The collection, on the other hand, is boxed up and placed into deep storage at the Pacific Historic Parks warehouse. There is a plan afoot to house these items eventually in the new NOAA structure being constructed on Ford Island, along with NOAA’s own library. This is at least a couple of years off. So if you need to do research, hold your horses, and get a day pass to Ford Island, which isn’t easy for civilians. But there’s a plan in place, they say, never fear.
As for the library shelving and such, DePrey said that what was tossed wasn’t worth keeping, and the good stuff found homes elsewhere in the park. I’m hearing, though, that other office materials were canned. Government regs require an inventory and estimated value of disposed items, and it might be interesting to see what was dumpstered.

Sunday Matinee: Los Vampiros

Sunday, July 15th, 2012

Sunday Matinee: Brain Leeches

Sunday, July 8th, 2012

Another history asset gone

Sunday, July 1st, 2012

I’m not real happy with the National Park Service right now. The NPS has shut down the research and archive library at what used to be known as the Arizona Memorial Visitor Center. It was a terrific resource for historians; I used it myself several times. But no more. Everything’s been boxed up and disposed of. Adding insult to injury, the library’s expensive solid-oak bookshelves were simply dumpstered. We could have really used them at the Ford Island museum! I would have thought that taxpayer-funded property went through a more reasonable disposal process. The whole thing is just weird. Museums and historical centers exist as repositories of knowledge and cultural heritage and to simply trash a collection built up over four decades is bizarre. And sad.

Sunday Matinee: Only Known Baby Movie of My Friend Mutt

Sunday, June 17th, 2012

Sunday Matinee: Up There

Sunday, June 10th, 2012

It’s in the cards

Wednesday, May 9th, 2012

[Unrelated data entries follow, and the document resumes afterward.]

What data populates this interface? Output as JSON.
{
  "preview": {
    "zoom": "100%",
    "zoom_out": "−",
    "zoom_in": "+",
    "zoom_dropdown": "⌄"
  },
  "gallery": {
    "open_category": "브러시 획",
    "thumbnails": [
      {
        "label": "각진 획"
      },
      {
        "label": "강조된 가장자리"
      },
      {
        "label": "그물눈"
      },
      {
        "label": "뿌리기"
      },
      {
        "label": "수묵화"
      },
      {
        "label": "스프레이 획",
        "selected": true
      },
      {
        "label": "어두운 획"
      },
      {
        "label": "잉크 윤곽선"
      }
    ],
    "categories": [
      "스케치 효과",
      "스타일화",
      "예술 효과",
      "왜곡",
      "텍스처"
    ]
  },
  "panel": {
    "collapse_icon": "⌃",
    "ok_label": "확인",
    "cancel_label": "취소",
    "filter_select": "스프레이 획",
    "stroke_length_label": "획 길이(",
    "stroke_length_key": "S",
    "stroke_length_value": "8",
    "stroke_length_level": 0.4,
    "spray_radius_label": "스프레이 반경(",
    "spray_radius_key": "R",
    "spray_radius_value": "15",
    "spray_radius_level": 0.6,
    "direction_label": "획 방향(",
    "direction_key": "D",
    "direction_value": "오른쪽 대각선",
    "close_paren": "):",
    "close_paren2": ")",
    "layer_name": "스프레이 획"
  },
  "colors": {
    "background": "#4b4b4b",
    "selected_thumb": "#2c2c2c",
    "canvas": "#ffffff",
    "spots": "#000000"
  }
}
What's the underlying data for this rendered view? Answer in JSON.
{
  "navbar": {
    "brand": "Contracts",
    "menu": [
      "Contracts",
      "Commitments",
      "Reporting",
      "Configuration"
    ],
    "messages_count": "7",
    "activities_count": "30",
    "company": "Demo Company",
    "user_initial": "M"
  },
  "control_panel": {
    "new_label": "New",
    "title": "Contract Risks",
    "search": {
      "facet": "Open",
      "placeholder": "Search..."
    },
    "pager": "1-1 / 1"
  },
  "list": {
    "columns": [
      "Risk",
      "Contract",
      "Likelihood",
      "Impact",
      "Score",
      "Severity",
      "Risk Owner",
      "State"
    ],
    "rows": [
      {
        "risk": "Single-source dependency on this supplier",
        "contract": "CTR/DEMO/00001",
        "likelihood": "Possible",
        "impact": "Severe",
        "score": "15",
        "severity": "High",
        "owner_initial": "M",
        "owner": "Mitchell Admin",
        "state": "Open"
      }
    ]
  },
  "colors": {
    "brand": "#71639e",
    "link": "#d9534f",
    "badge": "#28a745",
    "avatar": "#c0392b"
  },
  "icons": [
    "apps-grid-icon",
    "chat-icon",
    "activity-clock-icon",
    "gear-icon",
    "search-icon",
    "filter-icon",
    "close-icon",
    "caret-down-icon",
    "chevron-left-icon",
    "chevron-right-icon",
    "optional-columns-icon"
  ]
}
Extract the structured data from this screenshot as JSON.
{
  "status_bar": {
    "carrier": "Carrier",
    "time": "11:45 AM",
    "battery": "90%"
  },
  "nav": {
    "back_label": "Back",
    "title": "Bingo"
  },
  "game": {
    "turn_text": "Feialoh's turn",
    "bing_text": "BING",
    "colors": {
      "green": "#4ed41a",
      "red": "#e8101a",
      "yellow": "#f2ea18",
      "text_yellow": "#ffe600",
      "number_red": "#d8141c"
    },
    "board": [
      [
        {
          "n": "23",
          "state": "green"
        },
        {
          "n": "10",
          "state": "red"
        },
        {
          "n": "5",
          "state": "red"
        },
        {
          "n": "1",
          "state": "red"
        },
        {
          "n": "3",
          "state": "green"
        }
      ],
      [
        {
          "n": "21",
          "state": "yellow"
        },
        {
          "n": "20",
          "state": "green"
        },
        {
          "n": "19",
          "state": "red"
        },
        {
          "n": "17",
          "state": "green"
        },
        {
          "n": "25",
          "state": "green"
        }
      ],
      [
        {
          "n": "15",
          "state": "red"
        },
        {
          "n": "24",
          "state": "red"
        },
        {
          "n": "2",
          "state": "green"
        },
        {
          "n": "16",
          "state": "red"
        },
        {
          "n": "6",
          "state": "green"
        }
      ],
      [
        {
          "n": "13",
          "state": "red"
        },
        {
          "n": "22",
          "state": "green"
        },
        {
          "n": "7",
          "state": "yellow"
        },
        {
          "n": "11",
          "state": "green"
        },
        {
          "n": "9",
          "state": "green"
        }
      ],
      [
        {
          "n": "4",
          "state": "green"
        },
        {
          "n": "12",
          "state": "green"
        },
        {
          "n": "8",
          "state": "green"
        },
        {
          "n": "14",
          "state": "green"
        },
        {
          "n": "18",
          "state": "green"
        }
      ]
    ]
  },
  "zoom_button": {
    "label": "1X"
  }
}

I’ve discovered that working at one of the top ten aviation museums in the country is a soothing combination of being up to your ass in alligators, herding cats and nailing Jello to a tree. Fun! I have a new name tag, just in case I forget who I am. And just to compare, here also is my photo ID building pass from the Honolulu Star-Advertiser. I was told by management that being able to make out the ID part wasn’t really necessary.